(THE TASK) Repeat exactly, and only, the lines running from the one that holds "What data populates" to the end of the records.

(SOURCE DATA)
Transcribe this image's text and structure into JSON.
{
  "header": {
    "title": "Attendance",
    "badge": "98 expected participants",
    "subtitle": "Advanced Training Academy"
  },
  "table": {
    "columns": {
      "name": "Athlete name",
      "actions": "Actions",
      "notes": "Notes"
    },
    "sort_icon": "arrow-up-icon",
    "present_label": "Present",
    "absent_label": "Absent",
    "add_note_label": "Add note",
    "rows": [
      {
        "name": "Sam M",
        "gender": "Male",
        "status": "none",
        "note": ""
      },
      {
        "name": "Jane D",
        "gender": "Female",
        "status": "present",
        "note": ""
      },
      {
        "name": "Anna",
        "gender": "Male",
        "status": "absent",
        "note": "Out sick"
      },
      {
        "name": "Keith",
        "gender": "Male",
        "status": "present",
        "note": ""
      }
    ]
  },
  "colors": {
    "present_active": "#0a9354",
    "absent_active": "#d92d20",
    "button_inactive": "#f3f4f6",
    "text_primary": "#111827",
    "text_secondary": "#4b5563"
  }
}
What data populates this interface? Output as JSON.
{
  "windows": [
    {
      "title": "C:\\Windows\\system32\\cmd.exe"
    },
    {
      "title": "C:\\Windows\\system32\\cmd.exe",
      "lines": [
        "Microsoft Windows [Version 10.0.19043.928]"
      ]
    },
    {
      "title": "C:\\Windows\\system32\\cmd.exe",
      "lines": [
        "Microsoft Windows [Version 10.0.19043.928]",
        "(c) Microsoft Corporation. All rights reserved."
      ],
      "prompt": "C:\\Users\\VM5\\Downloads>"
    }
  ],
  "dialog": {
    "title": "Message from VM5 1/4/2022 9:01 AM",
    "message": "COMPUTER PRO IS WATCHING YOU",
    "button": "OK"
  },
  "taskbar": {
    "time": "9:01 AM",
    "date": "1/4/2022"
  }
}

(RESULT BELOW)
What data populates this interface? Output as JSON.
{
  "windows": [
    {
      "title": "C:\\Windows\\system32\\cmd.exe"
    },
    {
      "title": "C:\\Windows\\system32\\cmd.exe",
      "lines": [
        "Microsoft Windows [Version 10.0.19043.928]"
      ]
    },
    {
      "title": "C:\\Windows\\system32\\cmd.exe",
      "lines": [
        "Microsoft Windows [Version 10.0.19043.928]",
        "(c) Microsoft Corporation. All rights reserved."
      ],
      "prompt": "C:\\Users\\VM5\\Downloads>"
    }
  ],
  "dialog": {
    "title": "Message from VM5 1/4/2022 9:01 AM",
    "message": "COMPUTER PRO IS WATCHING YOU",
    "button": "OK"
  },
  "taskbar": {
    "time": "9:01 AM",
    "date": "1/4/2022"
  }
}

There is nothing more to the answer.